__DIRECTIONS__: The records that follow are to be copied word for word. Pictures should be omitted.

__SUPPLIED DATA__:

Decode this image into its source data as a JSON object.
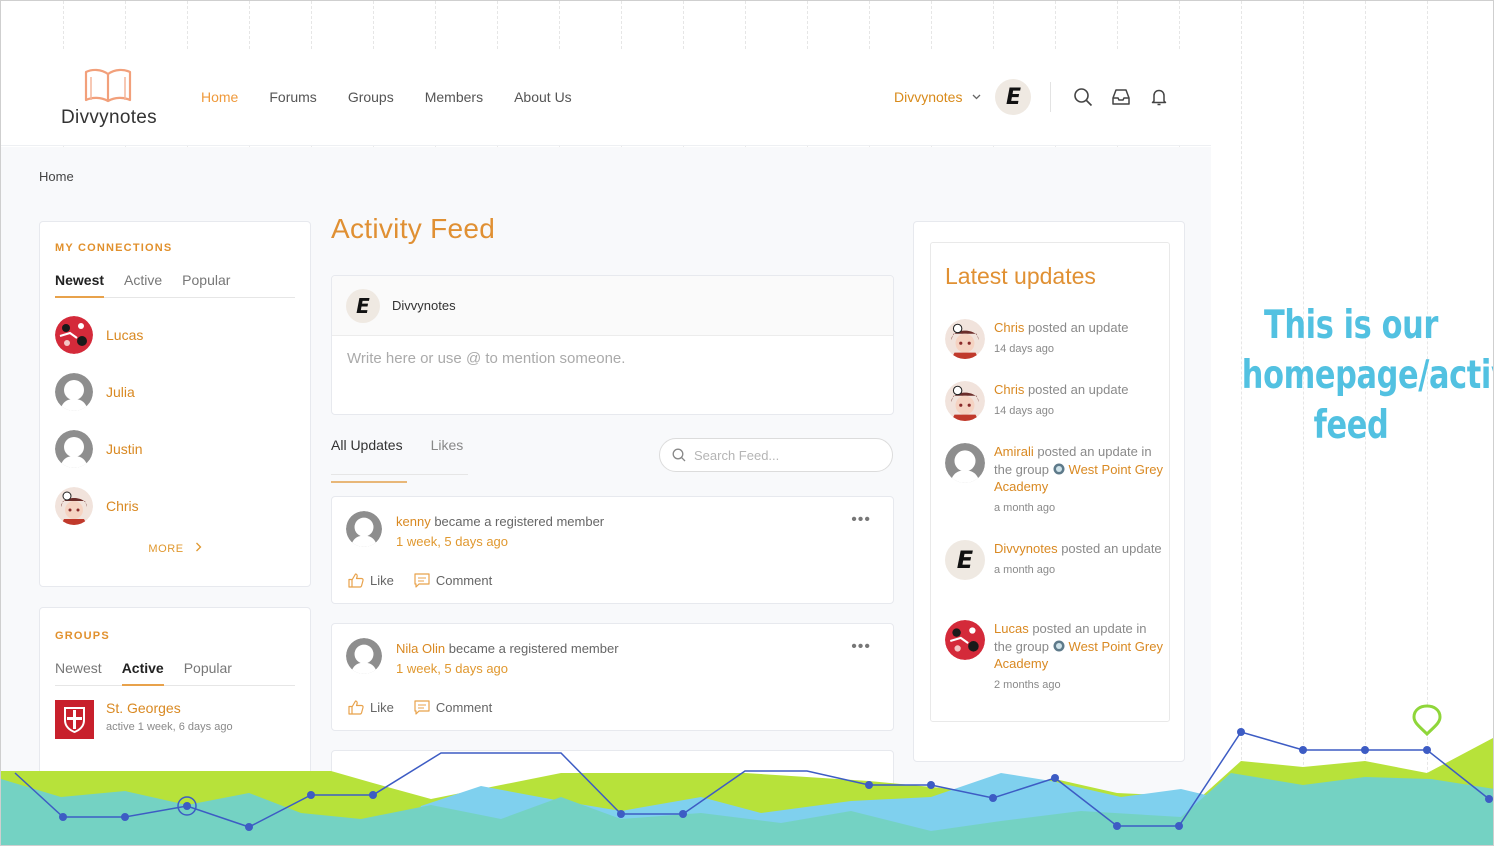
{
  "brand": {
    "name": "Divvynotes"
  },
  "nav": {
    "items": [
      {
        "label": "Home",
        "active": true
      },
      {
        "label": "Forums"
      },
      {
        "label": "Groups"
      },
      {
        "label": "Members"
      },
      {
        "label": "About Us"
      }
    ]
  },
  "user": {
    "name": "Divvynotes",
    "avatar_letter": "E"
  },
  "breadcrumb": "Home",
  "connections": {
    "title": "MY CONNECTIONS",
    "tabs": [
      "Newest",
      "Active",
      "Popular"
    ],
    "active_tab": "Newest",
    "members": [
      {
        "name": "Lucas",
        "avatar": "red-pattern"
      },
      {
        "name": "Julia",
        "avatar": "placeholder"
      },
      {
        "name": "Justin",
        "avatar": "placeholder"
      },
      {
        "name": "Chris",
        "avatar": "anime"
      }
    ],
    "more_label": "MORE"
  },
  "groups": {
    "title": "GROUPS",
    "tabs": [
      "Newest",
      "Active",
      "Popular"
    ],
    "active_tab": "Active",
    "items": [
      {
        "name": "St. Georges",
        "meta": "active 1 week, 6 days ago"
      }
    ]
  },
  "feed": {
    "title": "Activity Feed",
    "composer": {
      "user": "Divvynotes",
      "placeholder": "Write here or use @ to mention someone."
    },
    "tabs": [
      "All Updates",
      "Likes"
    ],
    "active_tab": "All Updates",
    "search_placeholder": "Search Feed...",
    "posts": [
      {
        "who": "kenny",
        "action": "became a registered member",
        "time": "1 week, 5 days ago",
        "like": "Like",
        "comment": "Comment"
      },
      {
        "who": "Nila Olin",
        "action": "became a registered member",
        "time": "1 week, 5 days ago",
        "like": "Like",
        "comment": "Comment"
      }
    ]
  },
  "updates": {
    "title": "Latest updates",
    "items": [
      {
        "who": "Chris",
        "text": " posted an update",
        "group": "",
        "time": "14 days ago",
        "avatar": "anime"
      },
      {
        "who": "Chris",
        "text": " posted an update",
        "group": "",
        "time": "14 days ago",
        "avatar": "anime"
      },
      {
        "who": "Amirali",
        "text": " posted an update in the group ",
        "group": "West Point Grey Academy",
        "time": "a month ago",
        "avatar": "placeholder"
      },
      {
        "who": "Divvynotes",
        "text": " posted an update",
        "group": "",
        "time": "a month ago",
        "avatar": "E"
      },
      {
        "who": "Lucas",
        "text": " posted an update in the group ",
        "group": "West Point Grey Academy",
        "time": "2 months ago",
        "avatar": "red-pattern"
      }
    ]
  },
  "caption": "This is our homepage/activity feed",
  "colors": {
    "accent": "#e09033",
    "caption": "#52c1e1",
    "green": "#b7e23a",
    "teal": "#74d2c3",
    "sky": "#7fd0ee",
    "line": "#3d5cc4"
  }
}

__ANSWER BOX__:
Decode this image into its source data as a JSON object.
{
  "brand": {
    "name": "Divvynotes"
  },
  "nav": {
    "items": [
      {
        "label": "Home",
        "active": true
      },
      {
        "label": "Forums"
      },
      {
        "label": "Groups"
      },
      {
        "label": "Members"
      },
      {
        "label": "About Us"
      }
    ]
  },
  "user": {
    "name": "Divvynotes",
    "avatar_letter": "E"
  },
  "breadcrumb": "Home",
  "connections": {
    "title": "MY CONNECTIONS",
    "tabs": [
      "Newest",
      "Active",
      "Popular"
    ],
    "active_tab": "Newest",
    "members": [
      {
        "name": "Lucas",
        "avatar": "red-pattern"
      },
      {
        "name": "Julia",
        "avatar": "placeholder"
      },
      {
        "name": "Justin",
        "avatar": "placeholder"
      },
      {
        "name": "Chris",
        "avatar": "anime"
      }
    ],
    "more_label": "MORE"
  },
  "groups": {
    "title": "GROUPS",
    "tabs": [
      "Newest",
      "Active",
      "Popular"
    ],
    "active_tab": "Active",
    "items": [
      {
        "name": "St. Georges",
        "meta": "active 1 week, 6 days ago"
      }
    ]
  },
  "feed": {
    "title": "Activity Feed",
    "composer": {
      "user": "Divvynotes",
      "placeholder": "Write here or use @ to mention someone."
    },
    "tabs": [
      "All Updates",
      "Likes"
    ],
    "active_tab": "All Updates",
    "search_placeholder": "Search Feed...",
    "posts": [
      {
        "who": "kenny",
        "action": "became a registered member",
        "time": "1 week, 5 days ago",
        "like": "Like",
        "comment": "Comment"
      },
      {
        "who": "Nila Olin",
        "action": "became a registered member",
        "time": "1 week, 5 days ago",
        "like": "Like",
        "comment": "Comment"
      }
    ]
  },
  "updates": {
    "title": "Latest updates",
    "items": [
      {
        "who": "Chris",
        "text": " posted an update",
        "group": "",
        "time": "14 days ago",
        "avatar": "anime"
      },
      {
        "who": "Chris",
        "text": " posted an update",
        "group": "",
        "time": "14 days ago",
        "avatar": "anime"
      },
      {
        "who": "Amirali",
        "text": " posted an update in the group ",
        "group": "West Point Grey Academy",
        "time": "a month ago",
        "avatar": "placeholder"
      },
      {
        "who": "Divvynotes",
        "text": " posted an update",
        "group": "",
        "time": "a month ago",
        "avatar": "E"
      },
      {
        "who": "Lucas",
        "text": " posted an update in the group ",
        "group": "West Point Grey Academy",
        "time": "2 months ago",
        "avatar": "red-pattern"
      }
    ]
  },
  "caption": "This is our homepage/activity feed",
  "colors": {
    "accent": "#e09033",
    "caption": "#52c1e1",
    "green": "#b7e23a",
    "teal": "#74d2c3",
    "sky": "#7fd0ee",
    "line": "#3d5cc4"
  }
}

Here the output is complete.